According to a recently released survey, gay, lesbian and bisexual people have more physical and mental health issues than straight men and women in the United States.
The National Health Interview Survey, which has been taking surveys since 1957, added questions about sexual orientation in 2013 and 2014.
Almost 69,000 people participated in the survey that exposed lesbian, gay and bisexual adults “were more likely to report impaired physical and mental health, heavy alcohol consumption, and heavy cigarette use, potentially due to the stressors that (they) experience as a result of interpersonal and structural discrimination,” researchers wrote online June 28 in JAMA Internal Medicine.
In report that was published, Gilbert Gonzales of the Vanderbilt University School of Medicine in Nashville discovered bisexual women were twice as likely to have several continuous health problems compared to heterosexual women, lesbians were 51 percent more likely.
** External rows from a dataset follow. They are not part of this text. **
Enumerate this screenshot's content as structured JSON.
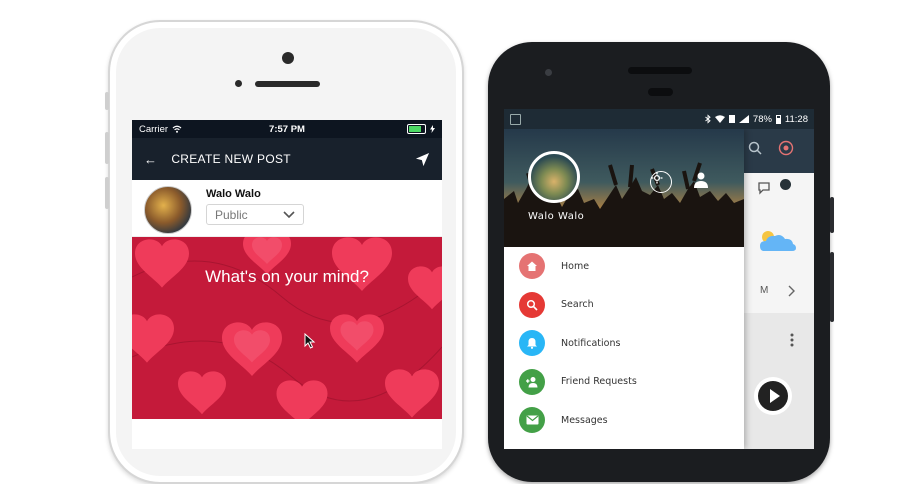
{
  "iphone": {
    "status": {
      "carrier": "Carrier",
      "time": "7:57 PM"
    },
    "nav": {
      "back_icon": "arrow-left-icon",
      "title": "CREATE NEW POST",
      "send_icon": "send-icon"
    },
    "composer": {
      "user_name": "Walo Walo",
      "privacy_value": "Public",
      "prompt": "What's on your mind?",
      "background_color": "#c41a3a"
    }
  },
  "android": {
    "status": {
      "battery": "78%",
      "time": "11:28"
    },
    "drawer": {
      "user_name": "Walo Walo",
      "items": [
        {
          "label": "Home",
          "icon": "home-icon",
          "color": "#e57373"
        },
        {
          "label": "Search",
          "icon": "search-icon",
          "color": "#e53935"
        },
        {
          "label": "Notifications",
          "icon": "bell-icon",
          "color": "#29b6f6"
        },
        {
          "label": "Friend Requests",
          "icon": "add-friend-icon",
          "color": "#43a047"
        },
        {
          "label": "Messages",
          "icon": "mail-icon",
          "color": "#43a047"
        }
      ]
    },
    "background_app": {
      "row_letter": "M"
    }
  },
  "colors": {
    "ios_bar": "#18212c",
    "android_status": "#1e2b35"
  }
}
According to the survey, 26 percent of gay men, 28 percent of lesbian women, 40 percent of bisexual men and 46 percent of bisexual women suffered from psychological distress.
“While there aren’t that many studies focusing on bisexual adults, previous studies have indicated they’re probably at greater risk,” he said.
The survey also found that gay, lesbian and bisexual individuals have more problems with heavy drinking and smoking than heterosexuals.
“It’s important that all our federal surveys begin to collect sexual orientation status and gender identity,” said Gonzales. “This kind of work would not be (possible) if the question wasn’t asked.”